Award-winning Authologie illustrator Zoe Mellors lives in Nottinghamshire, UK. Zoe describes how growing up in a county most famous for Robin Hood meant she had lots of incredible history and fantastical stories about local legends on her doorstep. Graduating with an illustration degree from the University of Lincoln in 2012, Zoe’s first published work was also in this year. An artist who loves to be busy, she is passionate about working with a variety of authors and also exploring her own projects. She enjoys illustrating classic stories, and began with Jane Eyre! Zoe’s illustrations are textured, expressive and beautiful. We are delighted to have Zoe as part of our illustrator team.
Describe your illustration style in 5 words.
Textured, detailed, imaginative, charming .... and fun!
How would your art teacher at school have described you? I would like to think my art teacher would describe me as colourful, determined and curious. But if I’m being completely honest, probably a little messy too! I’ve always really loved my art, and
at school I got to experiment with many traditional mediums, including oil paint, which I usually got everywhere! But I am very grateful for my art teacher, as I never knew illustration was a career option until she recommended it to me.
How did you become an illustrator?
I studied at the University of Lincoln from 2009 to 2012, where I received a BA (Hons) in Illustration. It took me a little while after that to keep defining my style, so I would regularly draw any themes or ideas that came to mind. It took me a long time to gain the confidence to share my work online, but I am so glad I did! I got my first fully illustrated children’s book project through my boss at the time, who introduced me to an interested author.

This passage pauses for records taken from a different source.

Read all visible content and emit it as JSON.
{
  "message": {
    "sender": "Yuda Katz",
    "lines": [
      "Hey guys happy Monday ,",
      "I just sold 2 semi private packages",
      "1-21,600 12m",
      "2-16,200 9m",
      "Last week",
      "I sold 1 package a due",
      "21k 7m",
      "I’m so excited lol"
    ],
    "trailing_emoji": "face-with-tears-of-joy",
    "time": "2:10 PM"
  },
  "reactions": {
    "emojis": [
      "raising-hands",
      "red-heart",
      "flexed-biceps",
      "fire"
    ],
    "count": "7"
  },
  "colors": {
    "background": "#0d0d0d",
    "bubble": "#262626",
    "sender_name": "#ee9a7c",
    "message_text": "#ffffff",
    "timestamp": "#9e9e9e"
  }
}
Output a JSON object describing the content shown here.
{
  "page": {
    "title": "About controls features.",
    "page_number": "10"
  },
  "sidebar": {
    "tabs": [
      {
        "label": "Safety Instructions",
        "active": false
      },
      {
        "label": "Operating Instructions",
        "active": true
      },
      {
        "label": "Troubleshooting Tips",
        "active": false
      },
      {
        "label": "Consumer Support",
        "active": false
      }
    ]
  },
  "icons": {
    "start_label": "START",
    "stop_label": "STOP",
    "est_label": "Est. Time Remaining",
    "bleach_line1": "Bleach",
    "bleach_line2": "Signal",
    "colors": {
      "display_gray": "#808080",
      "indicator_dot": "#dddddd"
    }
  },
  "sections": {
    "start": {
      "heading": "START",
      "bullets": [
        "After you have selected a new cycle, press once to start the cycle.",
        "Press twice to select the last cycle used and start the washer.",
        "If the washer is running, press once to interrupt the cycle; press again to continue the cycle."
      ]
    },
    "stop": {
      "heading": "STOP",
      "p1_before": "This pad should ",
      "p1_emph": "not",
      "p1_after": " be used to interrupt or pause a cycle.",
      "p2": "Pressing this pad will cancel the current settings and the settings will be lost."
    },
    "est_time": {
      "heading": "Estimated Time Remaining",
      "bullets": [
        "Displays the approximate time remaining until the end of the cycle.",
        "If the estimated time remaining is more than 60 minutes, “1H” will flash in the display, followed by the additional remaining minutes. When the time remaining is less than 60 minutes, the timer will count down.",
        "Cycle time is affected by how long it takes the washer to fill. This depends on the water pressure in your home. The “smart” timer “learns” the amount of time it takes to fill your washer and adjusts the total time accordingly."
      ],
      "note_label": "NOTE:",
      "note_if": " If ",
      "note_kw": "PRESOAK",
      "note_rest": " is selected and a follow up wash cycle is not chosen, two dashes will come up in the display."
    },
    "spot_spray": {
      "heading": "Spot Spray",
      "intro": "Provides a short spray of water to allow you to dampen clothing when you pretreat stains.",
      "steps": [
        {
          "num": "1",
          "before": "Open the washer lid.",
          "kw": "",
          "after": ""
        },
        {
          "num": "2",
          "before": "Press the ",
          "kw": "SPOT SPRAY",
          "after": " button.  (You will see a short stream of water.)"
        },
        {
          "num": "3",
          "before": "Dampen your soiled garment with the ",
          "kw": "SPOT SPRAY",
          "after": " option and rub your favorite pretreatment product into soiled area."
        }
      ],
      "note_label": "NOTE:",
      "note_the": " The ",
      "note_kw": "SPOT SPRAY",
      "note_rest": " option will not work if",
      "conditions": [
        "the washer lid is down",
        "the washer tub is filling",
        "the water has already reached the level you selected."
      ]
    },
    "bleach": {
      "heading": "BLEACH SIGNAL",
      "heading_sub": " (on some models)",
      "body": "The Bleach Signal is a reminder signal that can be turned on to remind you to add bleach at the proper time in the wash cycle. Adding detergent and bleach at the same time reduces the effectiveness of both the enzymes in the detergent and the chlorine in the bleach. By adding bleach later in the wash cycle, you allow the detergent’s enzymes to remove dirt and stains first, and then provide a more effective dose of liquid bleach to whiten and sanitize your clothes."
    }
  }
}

Can you explain the process you use when developing your characters? I always start off with a mind map, where I put all of the information that I know about a character, along with any embellishments that I think suit. So if they’re adventurous, maybe add that they’re a little clumsy, so they always have mud on their knees for example. Then I start the sketching, where I draw thumbnail size images conveying the most important bits about a character, and what will stand out about them. I keep going with this process until I get a design that I absolutely love! The next step is to do a full render using some super fun textures, and to create a character expression sheet, where I draw them in different poses and with different moods. This helps the character to be super consistent throughout the story.
What’s the strangest thing you have been asked to draw?
I think the strangest thing for me was actually a tattoo design! I find it absolutely amazing
that someone is walking around with my artwork on their body!
What illustration of yours are you most proud of? It’s so hard to pick one favourite design, as I love so many of the characters my fabulous authors have created! If I had to pick one through, it would be my Spring Paw Jax illustration. This piece was actually for a competition, and it ended up winning first place alongside a short story written by my husband! So it was super special for me to be able to collaborate with him on that.
Which techniques do you prefer to use when illustrating children’s books? I’m primarily a digital artist, so I love to mix and match a bunch of textured patterns to really bring my designs to life. So there does tend to be a little trial and error while I research new textures and test them out together.
What is your favourite part of the illustration process? My favourite part has to be initial sketching sessions. I find it so exciting to see my designs start from just a blank piece of paper, and sometimes I even surprise myself with where I end up!
Do you have a favourite illustrator? My favourite illustrator is Shaun Tan. The way he uses colour and texture is absolutely beautiful, and I am inspired by his lost and found aesthetic. My favourite book of his is “The Arrival”.
Do you have any rituals or routines which help you to think creatively and perhaps help
you to overcome periods of creative block?
I own a large collection of books (Over 1500 in total!) and a good amount of those are
reference books and children’s stories. When I’m struggling, I tend to look through my books
to help inspire me with the creative and imaginative ways that other illustrators have
overcome their challenges. I also have a fair few sketchbooks lying around my home, so I
look back on my old work, or just sit and doodle for a while until something comes to me!
Any tips for first time authors looking to hire an illustrator for their children’s book?
I would personally always recommend paying for a sample illustration. It will help you
understand how your illustrator works (as we all do things a little differently!) and lets you
know if you will be happy to work with them for a few months whilst they work on your
story. It’s important to know if their style meets your vision for your book, and its important
to know that all artwork is bespoke and original for you. You can also judge how adaptable
they are for making changes to their design and to check that you work well together! At the
end of the day, and illustrator doesn’t just draw what your words say, they should add
something to your story and help to define the atmosphere.
If you could illustrate for anyone, who would you choose and what are your ambitions for the future? Whilst there are numerous authors that I would be absolutely blown away to work with, I believe that it’s more important that I can relate to the story. Themes of acceptance, love, family and trust are really important to me. I feel that it is important for me to include diverse characters and themes within my artwork so that every child feels like they are represented, that they are important and that we love them for who they are. If I can make just one child in the world feel accepted and that their voice is being heard, then I am an incredibly happy illustrator.